TASK DIRECTIONS => Restate each entry below exactly; pictures stay out of the copy.

Start of RECORDS SUPPLIED

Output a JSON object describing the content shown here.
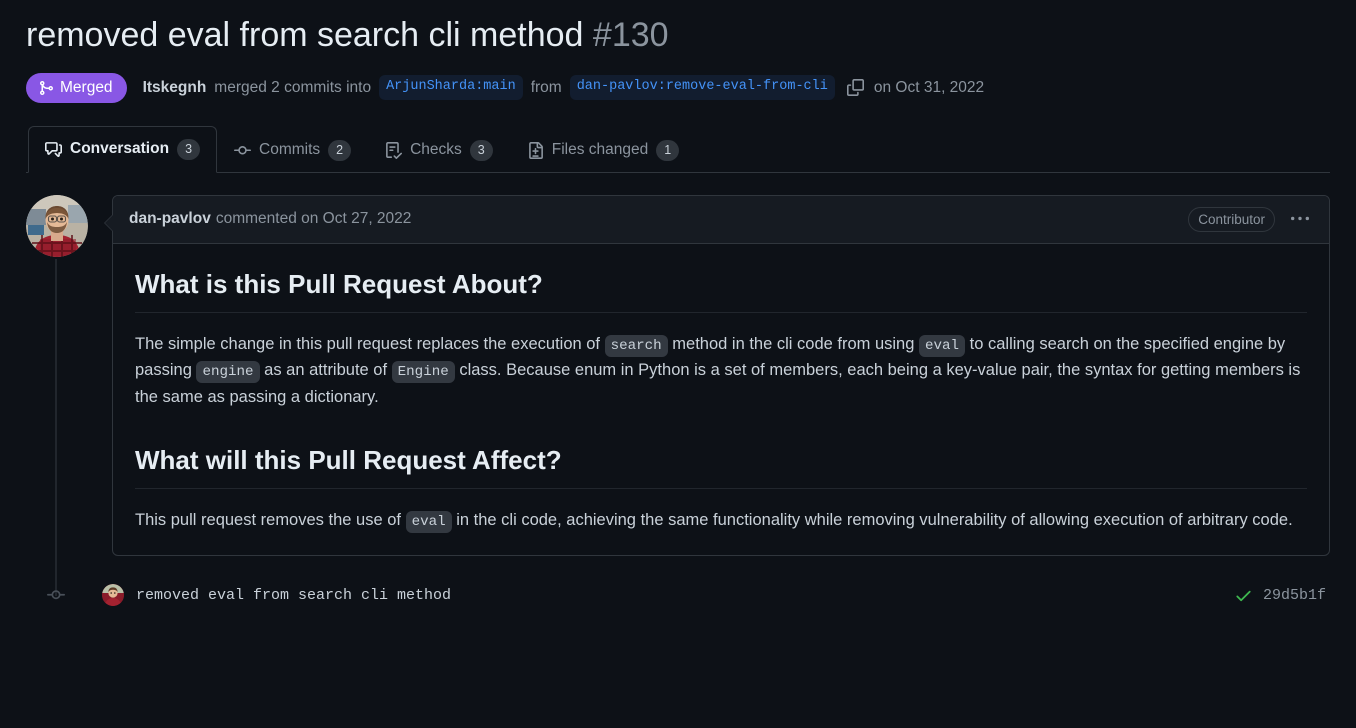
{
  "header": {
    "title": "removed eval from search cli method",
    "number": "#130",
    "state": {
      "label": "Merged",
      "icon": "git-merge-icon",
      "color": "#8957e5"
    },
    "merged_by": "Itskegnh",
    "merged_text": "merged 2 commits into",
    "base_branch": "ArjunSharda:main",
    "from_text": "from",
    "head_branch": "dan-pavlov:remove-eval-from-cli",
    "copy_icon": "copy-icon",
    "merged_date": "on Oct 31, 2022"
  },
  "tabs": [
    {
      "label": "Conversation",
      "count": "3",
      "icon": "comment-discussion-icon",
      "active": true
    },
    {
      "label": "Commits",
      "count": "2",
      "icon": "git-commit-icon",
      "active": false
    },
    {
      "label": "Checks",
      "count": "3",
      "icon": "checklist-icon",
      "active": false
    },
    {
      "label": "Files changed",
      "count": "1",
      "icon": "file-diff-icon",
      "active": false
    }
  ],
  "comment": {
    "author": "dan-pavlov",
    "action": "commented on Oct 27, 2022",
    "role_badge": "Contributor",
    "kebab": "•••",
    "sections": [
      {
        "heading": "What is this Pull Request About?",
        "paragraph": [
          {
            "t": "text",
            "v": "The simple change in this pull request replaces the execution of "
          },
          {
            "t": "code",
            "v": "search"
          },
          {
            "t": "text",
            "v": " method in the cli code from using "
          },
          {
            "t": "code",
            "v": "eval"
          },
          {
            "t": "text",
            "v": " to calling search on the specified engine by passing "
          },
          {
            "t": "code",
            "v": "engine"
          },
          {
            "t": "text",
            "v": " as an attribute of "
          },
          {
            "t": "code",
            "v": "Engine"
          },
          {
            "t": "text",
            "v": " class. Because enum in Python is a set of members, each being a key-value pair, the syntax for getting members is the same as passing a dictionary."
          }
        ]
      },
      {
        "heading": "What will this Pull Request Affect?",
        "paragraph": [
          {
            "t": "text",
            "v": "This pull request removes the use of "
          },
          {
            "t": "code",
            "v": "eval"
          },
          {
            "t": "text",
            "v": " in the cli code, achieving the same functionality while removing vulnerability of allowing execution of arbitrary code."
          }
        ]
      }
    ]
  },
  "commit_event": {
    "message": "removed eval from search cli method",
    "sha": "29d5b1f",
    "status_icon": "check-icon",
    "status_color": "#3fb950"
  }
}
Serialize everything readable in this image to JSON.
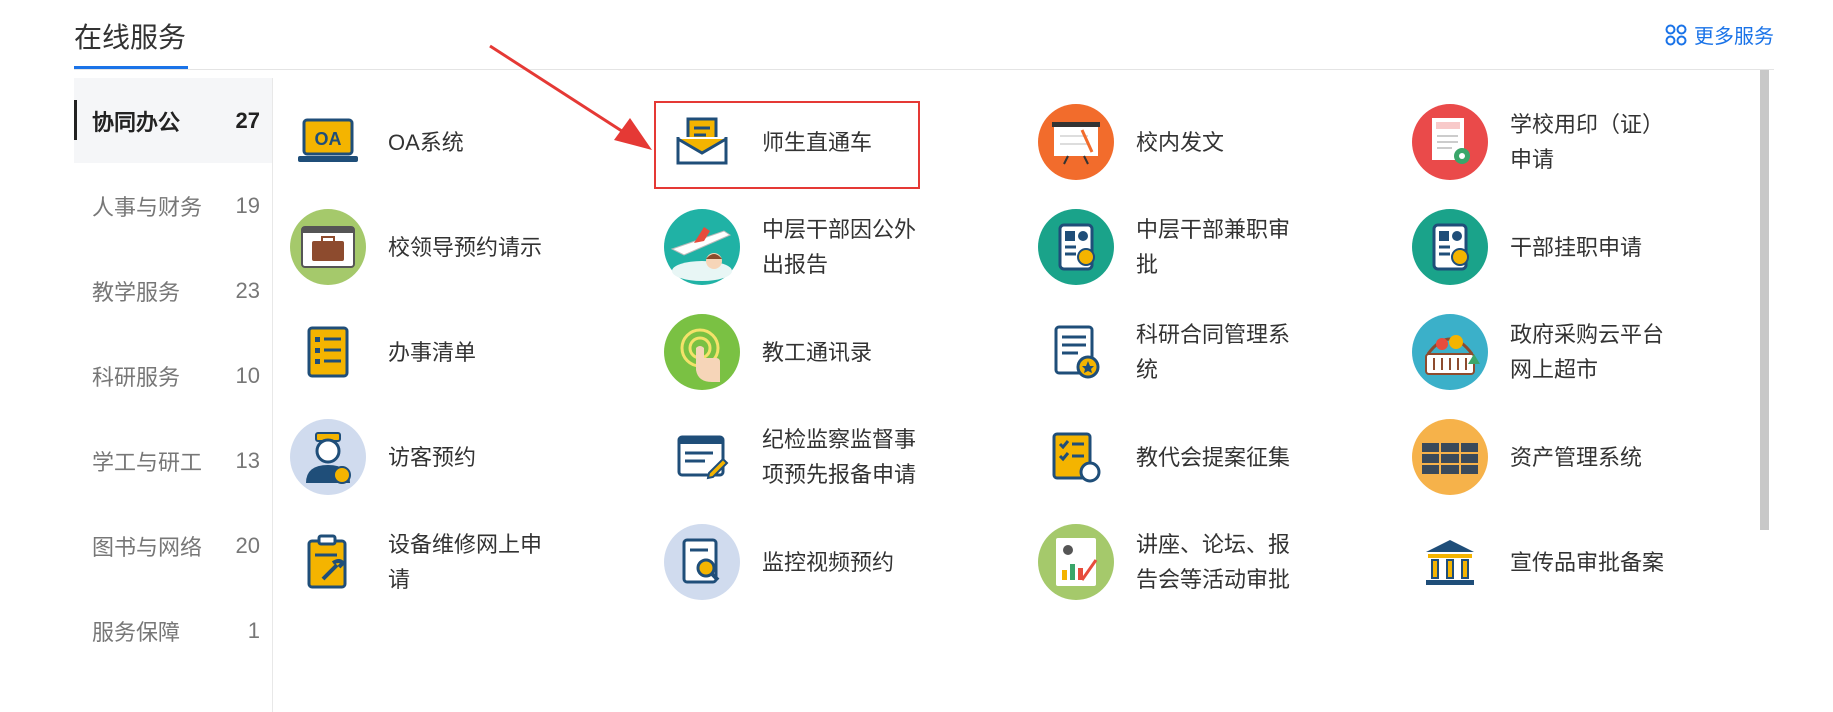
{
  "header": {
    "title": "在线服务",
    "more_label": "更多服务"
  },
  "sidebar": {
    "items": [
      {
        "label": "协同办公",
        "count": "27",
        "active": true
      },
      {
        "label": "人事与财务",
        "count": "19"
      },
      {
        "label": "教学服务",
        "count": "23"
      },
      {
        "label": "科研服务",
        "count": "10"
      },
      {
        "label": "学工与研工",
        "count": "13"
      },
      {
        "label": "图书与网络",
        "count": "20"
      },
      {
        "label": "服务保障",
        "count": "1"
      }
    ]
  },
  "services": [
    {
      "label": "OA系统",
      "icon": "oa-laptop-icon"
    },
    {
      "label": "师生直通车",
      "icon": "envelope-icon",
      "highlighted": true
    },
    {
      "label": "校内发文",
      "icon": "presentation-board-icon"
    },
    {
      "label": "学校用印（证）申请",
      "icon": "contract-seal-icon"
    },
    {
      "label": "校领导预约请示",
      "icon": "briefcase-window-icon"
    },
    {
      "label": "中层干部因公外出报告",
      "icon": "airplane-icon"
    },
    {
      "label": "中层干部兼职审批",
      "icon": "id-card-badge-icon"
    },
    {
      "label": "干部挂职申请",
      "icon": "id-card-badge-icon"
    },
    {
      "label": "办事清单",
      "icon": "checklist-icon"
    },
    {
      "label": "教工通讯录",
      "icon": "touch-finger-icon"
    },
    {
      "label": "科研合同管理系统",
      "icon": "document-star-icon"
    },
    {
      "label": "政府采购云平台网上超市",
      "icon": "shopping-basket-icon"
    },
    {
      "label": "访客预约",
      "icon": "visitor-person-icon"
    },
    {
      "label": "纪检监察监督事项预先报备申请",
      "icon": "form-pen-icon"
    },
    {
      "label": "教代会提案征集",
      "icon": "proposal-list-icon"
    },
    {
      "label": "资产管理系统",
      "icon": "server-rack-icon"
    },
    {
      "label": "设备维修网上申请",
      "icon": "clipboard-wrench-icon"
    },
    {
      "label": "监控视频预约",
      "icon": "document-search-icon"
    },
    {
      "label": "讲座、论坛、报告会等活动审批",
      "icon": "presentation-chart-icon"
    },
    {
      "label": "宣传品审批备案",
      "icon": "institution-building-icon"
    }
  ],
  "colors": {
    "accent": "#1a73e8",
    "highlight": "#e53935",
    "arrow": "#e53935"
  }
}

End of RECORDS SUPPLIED

WRITTEN SOLUTION =>
Output a JSON object describing the content shown here.
{
  "header": {
    "title": "removed eval from search cli method",
    "number": "#130",
    "state": {
      "label": "Merged",
      "icon": "git-merge-icon",
      "color": "#8957e5"
    },
    "merged_by": "Itskegnh",
    "merged_text": "merged 2 commits into",
    "base_branch": "ArjunSharda:main",
    "from_text": "from",
    "head_branch": "dan-pavlov:remove-eval-from-cli",
    "copy_icon": "copy-icon",
    "merged_date": "on Oct 31, 2022"
  },
  "tabs": [
    {
      "label": "Conversation",
      "count": "3",
      "icon": "comment-discussion-icon",
      "active": true
    },
    {
      "label": "Commits",
      "count": "2",
      "icon": "git-commit-icon",
      "active": false
    },
    {
      "label": "Checks",
      "count": "3",
      "icon": "checklist-icon",
      "active": false
    },
    {
      "label": "Files changed",
      "count": "1",
      "icon": "file-diff-icon",
      "active": false
    }
  ],
  "comment": {
    "author": "dan-pavlov",
    "action": "commented on Oct 27, 2022",
    "role_badge": "Contributor",
    "kebab": "•••",
    "sections": [
      {
        "heading": "What is this Pull Request About?",
        "paragraph": [
          {
            "t": "text",
            "v": "The simple change in this pull request replaces the execution of "
          },
          {
            "t": "code",
            "v": "search"
          },
          {
            "t": "text",
            "v": " method in the cli code from using "
          },
          {
            "t": "code",
            "v": "eval"
          },
          {
            "t": "text",
            "v": " to calling search on the specified engine by passing "
          },
          {
            "t": "code",
            "v": "engine"
          },
          {
            "t": "text",
            "v": " as an attribute of "
          },
          {
            "t": "code",
            "v": "Engine"
          },
          {
            "t": "text",
            "v": " class. Because enum in Python is a set of members, each being a key-value pair, the syntax for getting members is the same as passing a dictionary."
          }
        ]
      },
      {
        "heading": "What will this Pull Request Affect?",
        "paragraph": [
          {
            "t": "text",
            "v": "This pull request removes the use of "
          },
          {
            "t": "code",
            "v": "eval"
          },
          {
            "t": "text",
            "v": " in the cli code, achieving the same functionality while removing vulnerability of allowing execution of arbitrary code."
          }
        ]
      }
    ]
  },
  "commit_event": {
    "message": "removed eval from search cli method",
    "sha": "29d5b1f",
    "status_icon": "check-icon",
    "status_color": "#3fb950"
  }
}
Serialize everything readable in this image to JSON.
{
  "header": {
    "title": "在线服务",
    "more_label": "更多服务"
  },
  "sidebar": {
    "items": [
      {
        "label": "协同办公",
        "count": "27",
        "active": true
      },
      {
        "label": "人事与财务",
        "count": "19"
      },
      {
        "label": "教学服务",
        "count": "23"
      },
      {
        "label": "科研服务",
        "count": "10"
      },
      {
        "label": "学工与研工",
        "count": "13"
      },
      {
        "label": "图书与网络",
        "count": "20"
      },
      {
        "label": "服务保障",
        "count": "1"
      }
    ]
  },
  "services": [
    {
      "label": "OA系统",
      "icon": "oa-laptop-icon"
    },
    {
      "label": "师生直通车",
      "icon": "envelope-icon",
      "highlighted": true
    },
    {
      "label": "校内发文",
      "icon": "presentation-board-icon"
    },
    {
      "label": "学校用印（证）申请",
      "icon": "contract-seal-icon"
    },
    {
      "label": "校领导预约请示",
      "icon": "briefcase-window-icon"
    },
    {
      "label": "中层干部因公外出报告",
      "icon": "airplane-icon"
    },
    {
      "label": "中层干部兼职审批",
      "icon": "id-card-badge-icon"
    },
    {
      "label": "干部挂职申请",
      "icon": "id-card-badge-icon"
    },
    {
      "label": "办事清单",
      "icon": "checklist-icon"
    },
    {
      "label": "教工通讯录",
      "icon": "touch-finger-icon"
    },
    {
      "label": "科研合同管理系统",
      "icon": "document-star-icon"
    },
    {
      "label": "政府采购云平台网上超市",
      "icon": "shopping-basket-icon"
    },
    {
      "label": "访客预约",
      "icon": "visitor-person-icon"
    },
    {
      "label": "纪检监察监督事项预先报备申请",
      "icon": "form-pen-icon"
    },
    {
      "label": "教代会提案征集",
      "icon": "proposal-list-icon"
    },
    {
      "label": "资产管理系统",
      "icon": "server-rack-icon"
    },
    {
      "label": "设备维修网上申请",
      "icon": "clipboard-wrench-icon"
    },
    {
      "label": "监控视频预约",
      "icon": "document-search-icon"
    },
    {
      "label": "讲座、论坛、报告会等活动审批",
      "icon": "presentation-chart-icon"
    },
    {
      "label": "宣传品审批备案",
      "icon": "institution-building-icon"
    }
  ],
  "colors": {
    "accent": "#1a73e8",
    "highlight": "#e53935",
    "arrow": "#e53935"
  }
}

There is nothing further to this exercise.